Assignment
Work through the entries below and show every line in which "подлежит" is found.

Information provided
=-=-=
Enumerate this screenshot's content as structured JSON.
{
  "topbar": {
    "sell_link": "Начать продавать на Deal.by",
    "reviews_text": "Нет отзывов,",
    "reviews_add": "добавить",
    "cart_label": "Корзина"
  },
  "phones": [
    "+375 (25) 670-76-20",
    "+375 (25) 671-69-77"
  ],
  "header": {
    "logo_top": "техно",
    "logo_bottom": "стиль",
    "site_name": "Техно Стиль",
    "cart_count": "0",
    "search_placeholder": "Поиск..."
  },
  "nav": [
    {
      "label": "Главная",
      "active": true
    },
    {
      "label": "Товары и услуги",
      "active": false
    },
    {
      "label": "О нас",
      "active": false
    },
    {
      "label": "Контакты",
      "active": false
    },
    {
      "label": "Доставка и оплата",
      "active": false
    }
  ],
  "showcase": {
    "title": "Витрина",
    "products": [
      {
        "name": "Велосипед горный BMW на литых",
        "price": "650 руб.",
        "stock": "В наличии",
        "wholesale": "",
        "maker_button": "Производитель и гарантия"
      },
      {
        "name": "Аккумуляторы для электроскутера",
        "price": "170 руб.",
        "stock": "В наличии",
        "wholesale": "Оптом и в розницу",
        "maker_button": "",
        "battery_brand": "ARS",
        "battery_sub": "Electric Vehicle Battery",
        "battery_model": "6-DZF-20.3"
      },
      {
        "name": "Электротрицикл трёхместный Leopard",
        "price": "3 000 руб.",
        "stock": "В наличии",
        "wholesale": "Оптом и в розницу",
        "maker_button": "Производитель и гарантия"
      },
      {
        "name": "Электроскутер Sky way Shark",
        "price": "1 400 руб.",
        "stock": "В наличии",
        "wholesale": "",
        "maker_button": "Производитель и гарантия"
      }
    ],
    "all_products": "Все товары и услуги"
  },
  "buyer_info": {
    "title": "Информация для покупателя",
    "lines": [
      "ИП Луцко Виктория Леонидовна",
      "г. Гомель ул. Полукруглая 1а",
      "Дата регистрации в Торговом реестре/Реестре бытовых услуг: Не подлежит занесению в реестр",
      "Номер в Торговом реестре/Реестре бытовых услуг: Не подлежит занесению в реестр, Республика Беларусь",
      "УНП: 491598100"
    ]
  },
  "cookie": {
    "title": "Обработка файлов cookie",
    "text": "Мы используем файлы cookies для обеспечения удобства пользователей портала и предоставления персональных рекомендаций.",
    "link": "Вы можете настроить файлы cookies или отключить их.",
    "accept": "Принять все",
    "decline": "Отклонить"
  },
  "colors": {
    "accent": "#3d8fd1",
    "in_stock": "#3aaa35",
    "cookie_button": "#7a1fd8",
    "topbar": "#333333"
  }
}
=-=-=
Task solution
      "Дата регистрации в Торговом реестре/Реестре бытовых услуг: Не подлежит занесению в реестр",
      "Номер в Торговом реестре/Реестре бытовых услуг: Не подлежит занесению в реестр, Республика Беларусь",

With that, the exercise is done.